Almost three-quarters (73%) of small businesses have been paid late in the last 12 months, according to new research by the Federation of Small Businesses (FSB).The survey showed that 43% of FSB members are currently waiting for payments of up to £4,999 and, in the past year, 56% have written-off invoices worth up to £9,999 because of non-payment.Because small firms do not have the same cash-flow buffers as larger businesses, being paid late causes a vicious circle, said the FSB, with 38% of respondents who are paid late then paying their suppliers late.The government’s commitment to pay all invoices to small firms within 10 days has improved payment times, it added, but the survey showed that 18% of respondents were still being paid late by the public sector. Over 50% of small business owners said they spend between one and six hours per week chasing late payments.John Walker, national chairman of the Federation of Small Businesses, said: “In the current economic climate, every penny counts and, for small businesses, a late invoice can mean not being able to pay their staff. We need to see all businesses ensuring they make payments on time if the private sector is to get on with the job in hand of strengthening the recovery.”

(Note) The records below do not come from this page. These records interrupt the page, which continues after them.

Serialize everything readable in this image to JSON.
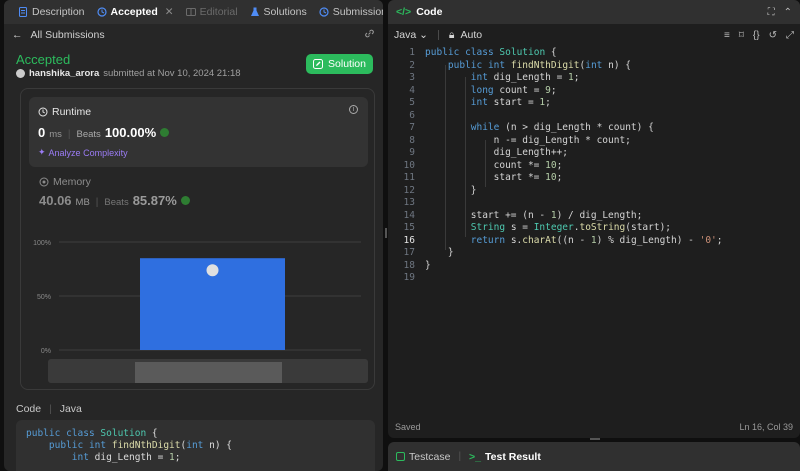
{
  "left_tabs": {
    "description": "Description",
    "accepted": "Accepted",
    "editorial": "Editorial",
    "solutions": "Solutions",
    "submissions": "Submissions"
  },
  "subbar": {
    "back_label": "All Submissions"
  },
  "submission": {
    "status": "Accepted",
    "user": "hanshika_arora",
    "submitted_text": "submitted at Nov 10, 2024 21:18",
    "solution_button": "Solution"
  },
  "runtime": {
    "label": "Runtime",
    "value": "0",
    "unit": "ms",
    "beats_label": "Beats",
    "beats_value": "100.00%",
    "analyze": "Analyze Complexity"
  },
  "memory": {
    "label": "Memory",
    "value": "40.06",
    "unit": "MB",
    "beats_label": "Beats",
    "beats_value": "85.87%"
  },
  "chart_data": {
    "type": "bar",
    "y_ticks": [
      "100%",
      "50%",
      "0%"
    ],
    "ylim": [
      0,
      100
    ],
    "values": [
      85
    ],
    "highlight_color": "#2f6fe0"
  },
  "code_section": {
    "label": "Code",
    "lang": "Java"
  },
  "code_preview": [
    "public class Solution {",
    "    public int findNthDigit(int n) {",
    "        int dig_Length = 1;"
  ],
  "editor_header": {
    "title": "Code"
  },
  "editor_toolbar": {
    "language": "Java",
    "mode": "Auto"
  },
  "editor": {
    "current_line": 16,
    "lines": [
      "public class Solution {",
      "    public int findNthDigit(int n) {",
      "        int dig_Length = 1;",
      "        long count = 9;",
      "        int start = 1;",
      "",
      "        while (n > dig_Length * count) {",
      "            n -= dig_Length * count;",
      "            dig_Length++;",
      "            count *= 10;",
      "            start *= 10;",
      "        }",
      "",
      "        start += (n - 1) / dig_Length;",
      "        String s = Integer.toString(start);",
      "        return s.charAt((n - 1) % dig_Length) - '0';",
      "    }",
      "}",
      ""
    ]
  },
  "status_bar": {
    "saved": "Saved",
    "position": "Ln 16, Col 39"
  },
  "bottom_tabs": {
    "testcase": "Testcase",
    "test_result": "Test Result"
  },
  "colors": {
    "accent_green": "#2cbb5d",
    "bar_blue": "#2f6fe0",
    "analyze_purple": "#9b7cf5"
  }
}
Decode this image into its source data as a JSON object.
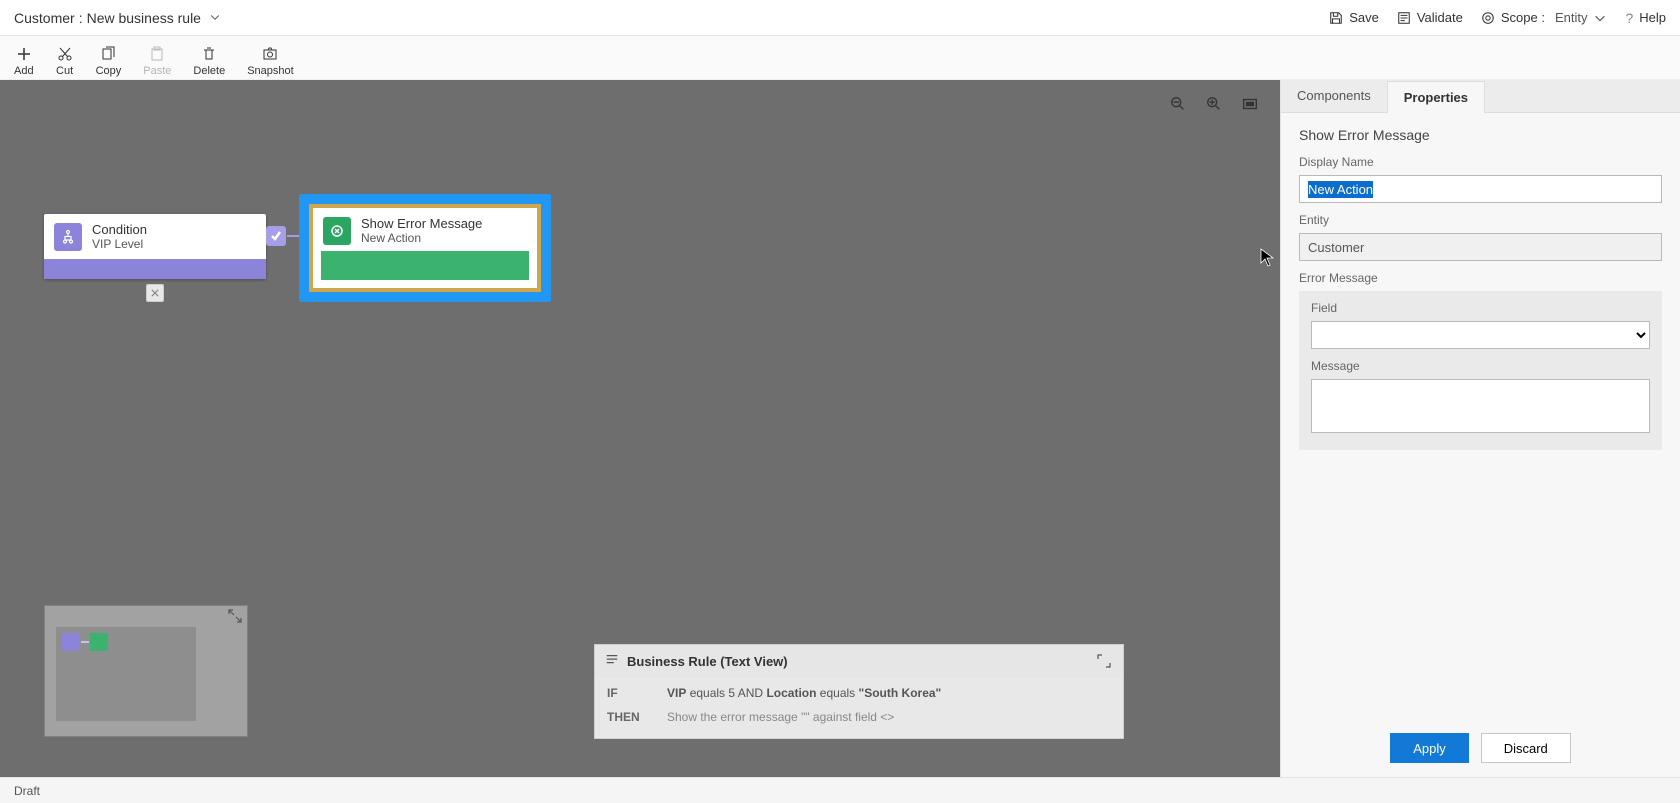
{
  "title": {
    "entity_label": "Customer",
    "rule_name": "New business rule"
  },
  "commands": {
    "save": "Save",
    "validate": "Validate",
    "scope_label": "Scope :",
    "scope_value": "Entity",
    "help": "Help"
  },
  "toolbar": {
    "add": "Add",
    "cut": "Cut",
    "copy": "Copy",
    "paste": "Paste",
    "delete": "Delete",
    "snapshot": "Snapshot"
  },
  "canvas": {
    "condition": {
      "title": "Condition",
      "subtitle": "VIP Level"
    },
    "action": {
      "title": "Show Error Message",
      "subtitle": "New Action"
    }
  },
  "textview": {
    "title": "Business Rule (Text View)",
    "if": "IF",
    "then": "THEN",
    "cond_field1": "VIP",
    "cond_eq": "equals",
    "cond_val1": "5",
    "cond_and": "AND",
    "cond_field2": "Location",
    "cond_val2": "\"South Korea\"",
    "then_text": "Show the error message \"\" against field <>"
  },
  "tabs": {
    "components": "Components",
    "properties": "Properties"
  },
  "properties": {
    "section": "Show Error Message",
    "display_name_label": "Display Name",
    "display_name_value": "New Action",
    "entity_label": "Entity",
    "entity_value": "Customer",
    "error_message_label": "Error Message",
    "field_label": "Field",
    "field_value": "",
    "message_label": "Message",
    "message_value": ""
  },
  "buttons": {
    "apply": "Apply",
    "discard": "Discard"
  },
  "status": "Draft"
}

Free-from has hit the big time, according to speakers at a recent Food and Drink Innovation Network (FDIN) seminar, held last week.Speaking at the ‘FreeFrom Allergy and Intolerance’ event, held at the Staverton Park Conference Centre on 22 September, David Jago from market research firm Mintel said UK retail sales of free-from food were set to hit £519m by 2016, and were still growing at nearly 10% year-on-year.He added that, despite appearances, the dairy-free market has actually been growing faster than the gluten-free market.The seminar, chaired by Michelle Berriedale-Johnson, whose Foodsmatter websites are a major resource for food allergy/intolerance and free-from food, were the third on this subject to be organised by the FDIN.Berriedale-Johnson said the underlying health problems and concerns which gave birth to the free-from sector in the 1990s had not lessened and, if anything, had become more acute. She said if the sector continued on its current trajectory, there was no reason why it should not become totally mainstream. Berriedale-Johnson added that she felt there were huge opportunities for free-from manufacturers to supply the foodservice sector.Other speakers included: Jeremy Woods, MD of Mrs Crimble’s; Lesley Cutts, a founder of the UK’s largest free-from online store Goodness Direct; and Julia Horlov of research and marketing insight consultancy McCallum Layton, who presented qualitative research on consumers’ attitudes to free-from.Horlov said that awareness of free-from was now very high among the average high street shopper, and that the quality and availability of these types of foods had greatly improved over the past few years. However, she added that it was still hard and time-consuming to buy free-from if you had a serious allergy.